A festival is an ecosystem. For a weekend, we are not just individuals but also part of a wider sense of the ‘vibe’ of the festival. Crowds are unique and unpredictable. A bad element can either multiply and take over or be squashed. At the Latitude Festival last summer – which is renowned for its laidback, safe atmosphere – there were two rapes. Nobody could reconcile the friendly atmosphere with these hideous acts. Suddenly, everyone seemed more suspect and trust was in short supply and, by the end of the weekend, there was a kind of unspoken glumness. Glastonbury is well known for its unique ‘vibe’ and, for my experience, that really is what makes it unique – some intangible quality that flows through the crowd, helping people to be more open and thoughtful.
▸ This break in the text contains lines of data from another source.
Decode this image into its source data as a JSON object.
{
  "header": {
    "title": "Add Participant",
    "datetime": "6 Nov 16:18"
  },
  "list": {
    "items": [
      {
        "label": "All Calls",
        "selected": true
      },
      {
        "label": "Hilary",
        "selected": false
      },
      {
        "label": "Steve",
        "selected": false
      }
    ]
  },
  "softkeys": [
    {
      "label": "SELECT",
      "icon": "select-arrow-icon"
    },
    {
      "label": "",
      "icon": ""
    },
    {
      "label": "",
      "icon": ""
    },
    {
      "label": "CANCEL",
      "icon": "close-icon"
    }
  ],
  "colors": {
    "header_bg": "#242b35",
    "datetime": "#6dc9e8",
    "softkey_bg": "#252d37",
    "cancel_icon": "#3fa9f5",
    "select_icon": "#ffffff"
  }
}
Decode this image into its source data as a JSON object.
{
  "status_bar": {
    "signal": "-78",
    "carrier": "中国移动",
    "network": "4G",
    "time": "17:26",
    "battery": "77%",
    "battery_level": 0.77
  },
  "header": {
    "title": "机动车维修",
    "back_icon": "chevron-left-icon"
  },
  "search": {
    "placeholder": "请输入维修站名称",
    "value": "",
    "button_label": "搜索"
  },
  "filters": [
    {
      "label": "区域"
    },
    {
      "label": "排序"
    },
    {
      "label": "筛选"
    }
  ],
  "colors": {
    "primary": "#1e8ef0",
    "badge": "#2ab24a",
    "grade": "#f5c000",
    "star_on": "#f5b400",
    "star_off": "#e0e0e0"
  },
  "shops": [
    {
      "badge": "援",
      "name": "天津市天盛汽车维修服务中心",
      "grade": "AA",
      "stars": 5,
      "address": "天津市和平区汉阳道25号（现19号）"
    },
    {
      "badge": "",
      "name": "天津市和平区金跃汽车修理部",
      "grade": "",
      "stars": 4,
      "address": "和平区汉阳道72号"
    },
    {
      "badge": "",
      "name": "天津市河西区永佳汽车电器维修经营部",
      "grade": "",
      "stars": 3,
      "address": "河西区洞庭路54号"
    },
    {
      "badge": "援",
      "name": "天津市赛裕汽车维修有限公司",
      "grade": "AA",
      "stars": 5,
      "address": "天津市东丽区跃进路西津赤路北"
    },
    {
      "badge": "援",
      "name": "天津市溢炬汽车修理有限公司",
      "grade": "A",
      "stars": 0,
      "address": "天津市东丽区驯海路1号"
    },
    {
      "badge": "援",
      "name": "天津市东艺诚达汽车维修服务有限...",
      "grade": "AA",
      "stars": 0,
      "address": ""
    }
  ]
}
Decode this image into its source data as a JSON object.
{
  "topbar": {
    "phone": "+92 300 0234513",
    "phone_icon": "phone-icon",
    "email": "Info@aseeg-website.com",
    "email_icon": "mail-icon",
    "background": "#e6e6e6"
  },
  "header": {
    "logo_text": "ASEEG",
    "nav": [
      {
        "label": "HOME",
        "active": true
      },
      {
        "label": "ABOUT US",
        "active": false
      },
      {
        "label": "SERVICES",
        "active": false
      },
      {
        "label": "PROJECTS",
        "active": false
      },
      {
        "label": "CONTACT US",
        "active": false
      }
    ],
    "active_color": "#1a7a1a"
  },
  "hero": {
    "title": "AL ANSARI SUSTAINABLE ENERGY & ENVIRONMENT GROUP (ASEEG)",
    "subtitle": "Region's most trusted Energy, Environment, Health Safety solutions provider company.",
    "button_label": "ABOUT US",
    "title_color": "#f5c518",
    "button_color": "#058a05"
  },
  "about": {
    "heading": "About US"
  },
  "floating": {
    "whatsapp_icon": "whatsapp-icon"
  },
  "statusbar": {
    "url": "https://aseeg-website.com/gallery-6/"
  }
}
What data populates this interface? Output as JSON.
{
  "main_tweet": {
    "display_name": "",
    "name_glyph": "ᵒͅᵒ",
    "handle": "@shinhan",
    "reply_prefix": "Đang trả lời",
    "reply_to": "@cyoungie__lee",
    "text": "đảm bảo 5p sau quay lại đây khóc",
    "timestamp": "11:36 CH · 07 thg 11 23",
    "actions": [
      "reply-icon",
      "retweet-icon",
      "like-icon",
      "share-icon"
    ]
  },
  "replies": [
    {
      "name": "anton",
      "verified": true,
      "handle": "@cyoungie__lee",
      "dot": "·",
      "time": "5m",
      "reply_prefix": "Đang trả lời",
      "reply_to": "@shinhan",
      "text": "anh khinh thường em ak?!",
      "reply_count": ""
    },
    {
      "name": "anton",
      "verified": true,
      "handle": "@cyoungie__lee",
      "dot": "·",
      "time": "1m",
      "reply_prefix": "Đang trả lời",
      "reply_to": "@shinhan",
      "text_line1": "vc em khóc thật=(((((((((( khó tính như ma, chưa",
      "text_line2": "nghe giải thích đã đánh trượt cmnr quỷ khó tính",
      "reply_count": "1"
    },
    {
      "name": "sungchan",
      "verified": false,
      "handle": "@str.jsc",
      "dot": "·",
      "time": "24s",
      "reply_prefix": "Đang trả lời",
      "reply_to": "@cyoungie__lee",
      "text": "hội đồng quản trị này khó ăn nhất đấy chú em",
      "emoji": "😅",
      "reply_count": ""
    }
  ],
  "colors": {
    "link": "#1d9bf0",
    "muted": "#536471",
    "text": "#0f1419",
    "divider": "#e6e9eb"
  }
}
By all accounts, the Crossing Border festival was a cracker. And, although I never got to see any of the artists that I was excited about, I am healthy now. I do sometimes miss my parasite though. We had good times, bad times and finally, I had to put an end to our relationship. Big pills six times a day for a week.

Prologue
10-11-10

There are, generally speaking, two types of festival, one is a celebration of music and one a celebration of literature. The music ones are where you might warm your hands by a pyre of burning Portaloos (Leeds Festival, 1998; dancing next to police in riot gear) or discover the truth about mathematical structures in the natural world (Aphex Twin, Reading Festival, 1999.) The literary ones are where you’re more likely to see your favourite writer (who will go unnamed, Hay-on-Wye Literary Festival, 2002) so drunk that he had fallen asleep with his head on the bar or listen to your favourite poet (also, unnamed, Hay-on-Wye, 2002) mumble his way through your favourite poems. Now, I put it like that – they don’t seem so different. Both types of festivals take you outside of your ordinary experience.

So it’s a damn fine idea that Crossing Borders brings music and writing together. There’s a wonderful festival in Laugharne, in Wales, at a small village where Dylan Thomas had his writing “shed” that, for me, epitomises the potential of bringing together words and music. Most of the readings and performances take place in and around the three pubs in the town. There’s no way of predicting whether the person you’ll go shoulder to shoulder with at the urinals is DBC Pierre, a member of The Clash or Laugharne Rugby Club’s star winger. It’s total equality. It’s total chaos. And all the better for that.

At the Latitude Festival, in Suffolk in the east of England, there’s a more genteel approach. The music stages are at one end of the field, and the arts and literature are at the other end. I remember watching Patti Smith read in the poetry tent (with hundreds of people all packed in to listen) and then going up the hill to watch her sing songs in the cavernous, and packed, music arena.

There’s lots of things I’m excited about, when I look at the Crossing Borders line-up. John Cooper Clarke, punk poet and godfather of stand-up poetry. Edwyn Collins, a wonderful musician whose electrifying recent performances would be astonishing, regardless of his remarkable recovery from a brain hemorrhage. There’s David Vann, whose Legend of a Suicide, was one of my favourite books of this year. There’s Jamie Lidell who sings so soulfully, with such virtuosity and Motown authenticity, it’s hard to believe that he’s a nerdy white boy who started out on the electronica scene. Then there’s Roddy Doyle – a fantastic novelist but, to my mind, an even better short story writer. I can’t wait to see him.

Now I’m excited.

Having spent the last few years as part of performance poetry collective, Aisle 16, I have moved from casual festival-goer to hardcore, ten-festivals-a-summer, stalwart of wellies and warm beer. I can put up a tent in under five minutes. I know the value of waterproof trousers. I can weave through a packed crowd with both politeness and speed. But, the really good news is that – at Crossing Borders – we’ll be staying in a hotel. I shan’t be waking up, caked in my own sweat, shriveled by dehydration, gasping for air with the sun burning through the cover sheet. That’s worth celebrating.